Your instructions:
Count up the lines below containing the word "link", and give the result with no other words.

*** Records for the task Section Begins ***

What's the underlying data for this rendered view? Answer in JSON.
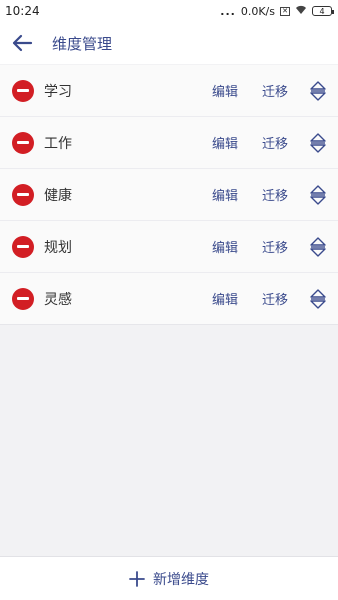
{
  "status_bar": {
    "time": "10:24",
    "dots": "...",
    "network_speed": "0.0K/s",
    "battery_level": "4"
  },
  "header": {
    "title": "维度管理",
    "back_icon": "arrow-left-icon"
  },
  "dimensions": [
    {
      "label": "学习",
      "edit_label": "编辑",
      "move_label": "迁移"
    },
    {
      "label": "工作",
      "edit_label": "编辑",
      "move_label": "迁移"
    },
    {
      "label": "健康",
      "edit_label": "编辑",
      "move_label": "迁移"
    },
    {
      "label": "规划",
      "edit_label": "编辑",
      "move_label": "迁移"
    },
    {
      "label": "灵感",
      "edit_label": "编辑",
      "move_label": "迁移"
    }
  ],
  "footer": {
    "add_label": "新增维度",
    "add_icon": "plus-icon"
  },
  "colors": {
    "accent": "#3a4a8c",
    "delete": "#d21e24"
  }
}
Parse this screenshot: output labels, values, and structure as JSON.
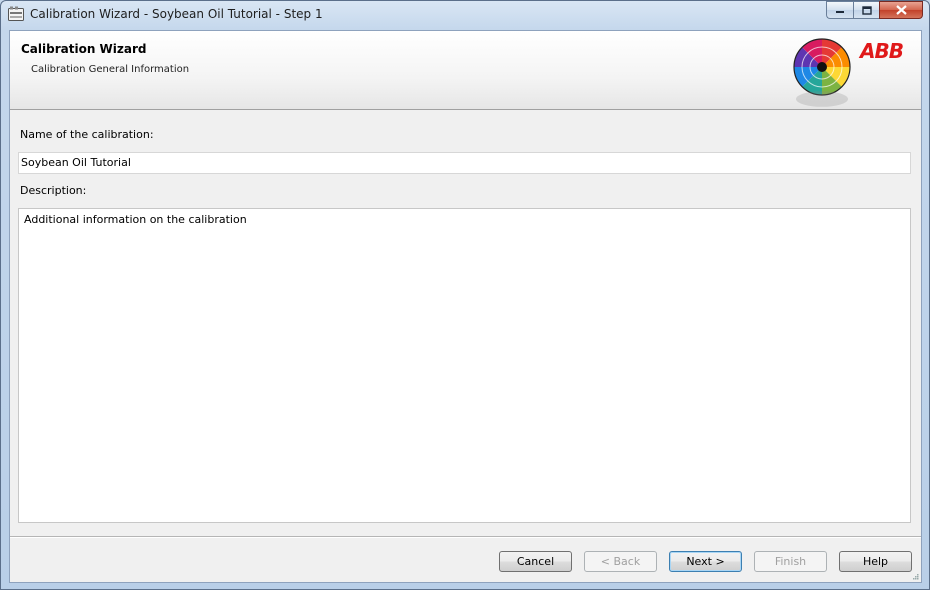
{
  "window": {
    "title": "Calibration Wizard - Soybean Oil Tutorial - Step 1",
    "controls": [
      "minimize-icon",
      "maximize-icon",
      "close-icon"
    ]
  },
  "header": {
    "title": "Calibration Wizard",
    "subtitle": "Calibration General Information",
    "logo_text": "ABB"
  },
  "form": {
    "name_label": "Name of the calibration:",
    "name_value": "Soybean Oil Tutorial",
    "description_label": "Description:",
    "description_value": "Additional information on the calibration"
  },
  "buttons": {
    "cancel": "Cancel",
    "back": "< Back",
    "next": "Next >",
    "finish": "Finish",
    "help": "Help"
  },
  "colors": {
    "accent_red": "#e0191a",
    "default_button_border": "#3c7fb1"
  }
}
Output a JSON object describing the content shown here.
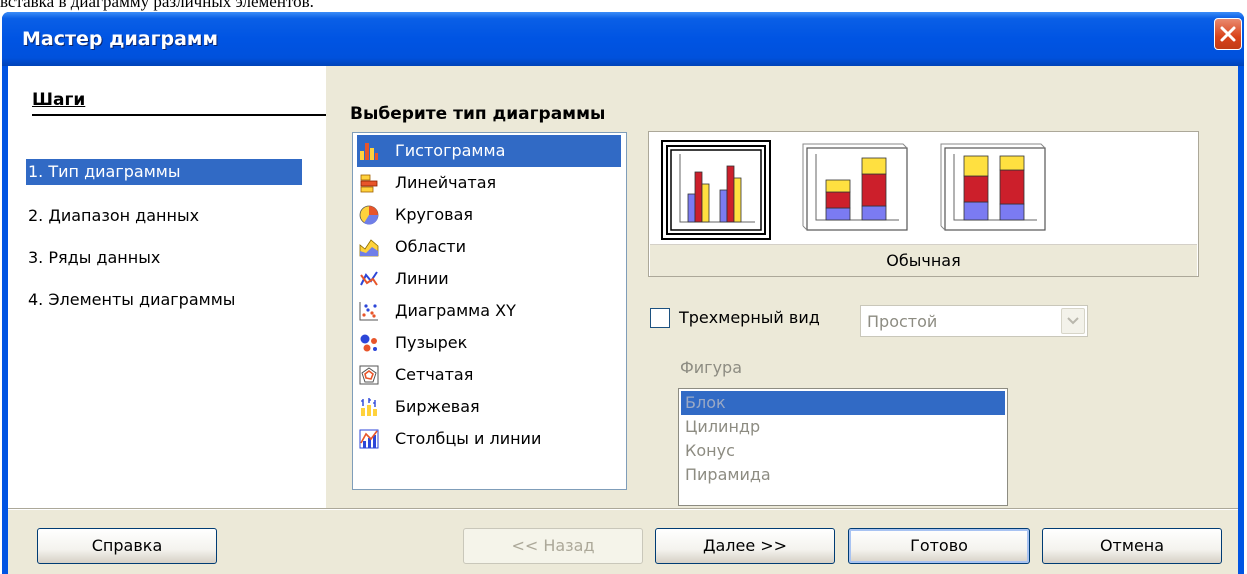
{
  "page": {
    "caption": "вставка в диаграмму различных элементов."
  },
  "window": {
    "title": "Мастер диаграмм",
    "close_icon": "close-icon"
  },
  "steps": {
    "heading": "Шаги",
    "items": [
      {
        "label": "1. Тип диаграммы",
        "selected": true
      },
      {
        "label": "2. Диапазон данных",
        "selected": false
      },
      {
        "label": "3. Ряды данных",
        "selected": false
      },
      {
        "label": "4. Элементы диаграммы",
        "selected": false
      }
    ]
  },
  "chart_type": {
    "heading": "Выберите тип диаграммы",
    "types": [
      {
        "label": "Гистограмма",
        "icon": "column-chart-icon",
        "selected": true
      },
      {
        "label": "Линейчатая",
        "icon": "bar-chart-icon",
        "selected": false
      },
      {
        "label": "Круговая",
        "icon": "pie-chart-icon",
        "selected": false
      },
      {
        "label": "Области",
        "icon": "area-chart-icon",
        "selected": false
      },
      {
        "label": "Линии",
        "icon": "line-chart-icon",
        "selected": false
      },
      {
        "label": "Диаграмма XY",
        "icon": "xy-scatter-icon",
        "selected": false
      },
      {
        "label": "Пузырек",
        "icon": "bubble-chart-icon",
        "selected": false
      },
      {
        "label": "Сетчатая",
        "icon": "net-chart-icon",
        "selected": false
      },
      {
        "label": "Биржевая",
        "icon": "stock-chart-icon",
        "selected": false
      },
      {
        "label": "Столбцы и линии",
        "icon": "column-line-chart-icon",
        "selected": false
      }
    ],
    "variants": [
      {
        "icon": "normal-column-variant-icon",
        "selected": true
      },
      {
        "icon": "stacked-column-variant-icon",
        "selected": false
      },
      {
        "icon": "percent-stacked-column-variant-icon",
        "selected": false
      }
    ],
    "variant_label": "Обычная",
    "three_d": {
      "label": "Трехмерный вид",
      "checked": false
    },
    "three_d_style": {
      "value": "Простой"
    },
    "shape": {
      "label": "Фигура",
      "options": [
        {
          "label": "Блок",
          "selected": true
        },
        {
          "label": "Цилиндр",
          "selected": false
        },
        {
          "label": "Конус",
          "selected": false
        },
        {
          "label": "Пирамида",
          "selected": false
        }
      ]
    }
  },
  "buttons": {
    "help": "Справка",
    "back": "<< Назад",
    "next": "Далее >>",
    "finish": "Готово",
    "cancel": "Отмена"
  },
  "colors": {
    "title_bar": "#0054e3",
    "selection": "#316ac5",
    "dialog_bg": "#ece9d8",
    "bar_blue": "#7b7bf2",
    "bar_red": "#cc1f2b",
    "bar_yellow": "#ffe040"
  }
}
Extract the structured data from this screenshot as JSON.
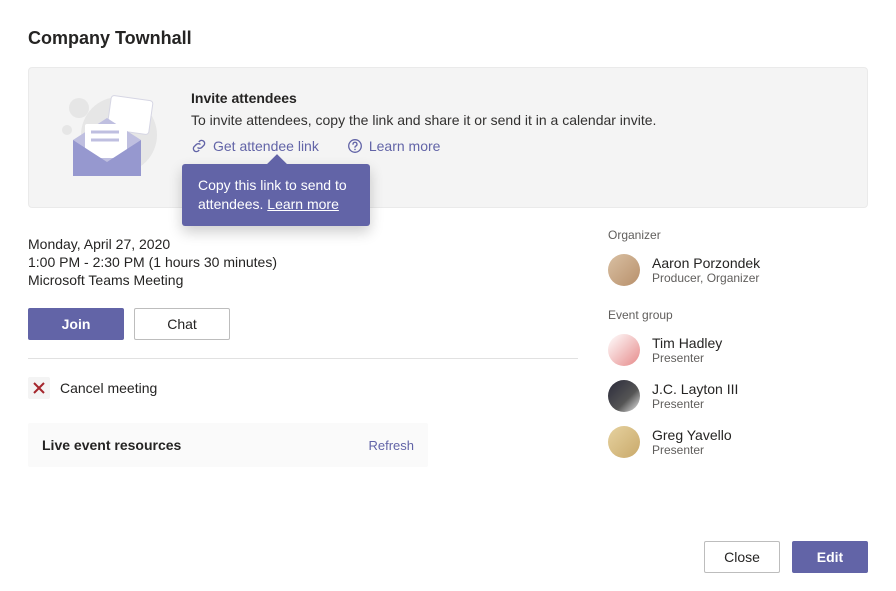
{
  "title": "Company Townhall",
  "invite": {
    "heading": "Invite attendees",
    "body": "To invite attendees, copy the link and share it or send it in a calendar invite.",
    "get_link": "Get attendee link",
    "learn_more": "Learn more"
  },
  "tooltip": {
    "line1": "Copy this link to send to",
    "line2_prefix": "attendees. ",
    "learn_more": "Learn more"
  },
  "meeting": {
    "date": "Monday, April 27, 2020",
    "time": "1:00 PM - 2:30 PM (1 hours 30 minutes)",
    "location": "Microsoft Teams Meeting"
  },
  "buttons": {
    "join": "Join",
    "chat": "Chat",
    "close": "Close",
    "edit": "Edit"
  },
  "cancel_label": "Cancel meeting",
  "resources": {
    "label": "Live event resources",
    "refresh": "Refresh"
  },
  "organizer": {
    "section": "Organizer",
    "name": "Aaron Porzondek",
    "role": "Producer, Organizer"
  },
  "event_group": {
    "section": "Event group",
    "people": [
      {
        "name": "Tim Hadley",
        "role": "Presenter"
      },
      {
        "name": "J.C. Layton III",
        "role": "Presenter"
      },
      {
        "name": "Greg Yavello",
        "role": "Presenter"
      }
    ]
  }
}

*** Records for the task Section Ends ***

Reply:
3